▶ [EXERCISE PROMPT] What number of lines in the data below contain the string "time"? Answer with that number alone.

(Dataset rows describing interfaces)

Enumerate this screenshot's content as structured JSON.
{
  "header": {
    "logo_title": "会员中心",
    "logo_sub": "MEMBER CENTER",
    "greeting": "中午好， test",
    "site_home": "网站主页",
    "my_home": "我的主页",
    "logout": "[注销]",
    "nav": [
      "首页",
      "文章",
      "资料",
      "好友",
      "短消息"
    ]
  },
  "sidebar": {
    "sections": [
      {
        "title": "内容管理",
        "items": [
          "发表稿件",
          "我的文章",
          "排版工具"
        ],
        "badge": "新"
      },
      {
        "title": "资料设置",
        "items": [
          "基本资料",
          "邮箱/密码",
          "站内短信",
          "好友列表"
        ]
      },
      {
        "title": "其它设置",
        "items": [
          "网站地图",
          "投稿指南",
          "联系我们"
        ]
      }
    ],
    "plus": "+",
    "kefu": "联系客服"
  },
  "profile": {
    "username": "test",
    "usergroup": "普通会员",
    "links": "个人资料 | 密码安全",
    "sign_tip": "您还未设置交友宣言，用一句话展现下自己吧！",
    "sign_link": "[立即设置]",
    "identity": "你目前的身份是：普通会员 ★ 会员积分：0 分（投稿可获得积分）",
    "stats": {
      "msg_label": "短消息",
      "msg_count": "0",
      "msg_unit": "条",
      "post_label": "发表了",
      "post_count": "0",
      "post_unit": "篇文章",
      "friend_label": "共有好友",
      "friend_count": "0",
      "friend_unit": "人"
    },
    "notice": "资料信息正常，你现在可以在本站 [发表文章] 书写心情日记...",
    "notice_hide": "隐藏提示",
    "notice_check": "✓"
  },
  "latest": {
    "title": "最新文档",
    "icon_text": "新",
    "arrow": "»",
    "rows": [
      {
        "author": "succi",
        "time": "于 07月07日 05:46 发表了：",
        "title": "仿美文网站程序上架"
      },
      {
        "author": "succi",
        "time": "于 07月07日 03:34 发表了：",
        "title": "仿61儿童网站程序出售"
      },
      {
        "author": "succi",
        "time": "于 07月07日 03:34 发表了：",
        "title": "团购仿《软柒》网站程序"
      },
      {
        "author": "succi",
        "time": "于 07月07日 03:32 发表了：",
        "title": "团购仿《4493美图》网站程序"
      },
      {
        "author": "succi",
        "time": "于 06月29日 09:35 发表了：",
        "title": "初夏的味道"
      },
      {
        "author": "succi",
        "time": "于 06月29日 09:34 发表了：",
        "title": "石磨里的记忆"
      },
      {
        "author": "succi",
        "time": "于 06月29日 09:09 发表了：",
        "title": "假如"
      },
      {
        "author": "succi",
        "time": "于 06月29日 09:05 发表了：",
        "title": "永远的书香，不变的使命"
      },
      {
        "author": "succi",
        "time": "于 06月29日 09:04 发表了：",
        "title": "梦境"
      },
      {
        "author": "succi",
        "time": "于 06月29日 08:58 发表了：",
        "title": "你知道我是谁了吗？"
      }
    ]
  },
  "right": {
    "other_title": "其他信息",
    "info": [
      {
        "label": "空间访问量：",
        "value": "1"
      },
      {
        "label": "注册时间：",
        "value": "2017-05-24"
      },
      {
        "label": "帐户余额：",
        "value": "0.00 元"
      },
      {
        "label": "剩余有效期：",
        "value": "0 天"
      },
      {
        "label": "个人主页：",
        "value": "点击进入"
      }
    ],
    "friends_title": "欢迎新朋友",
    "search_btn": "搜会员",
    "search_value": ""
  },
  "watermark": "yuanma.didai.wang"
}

▶ [EXERCISE ANSWER] 10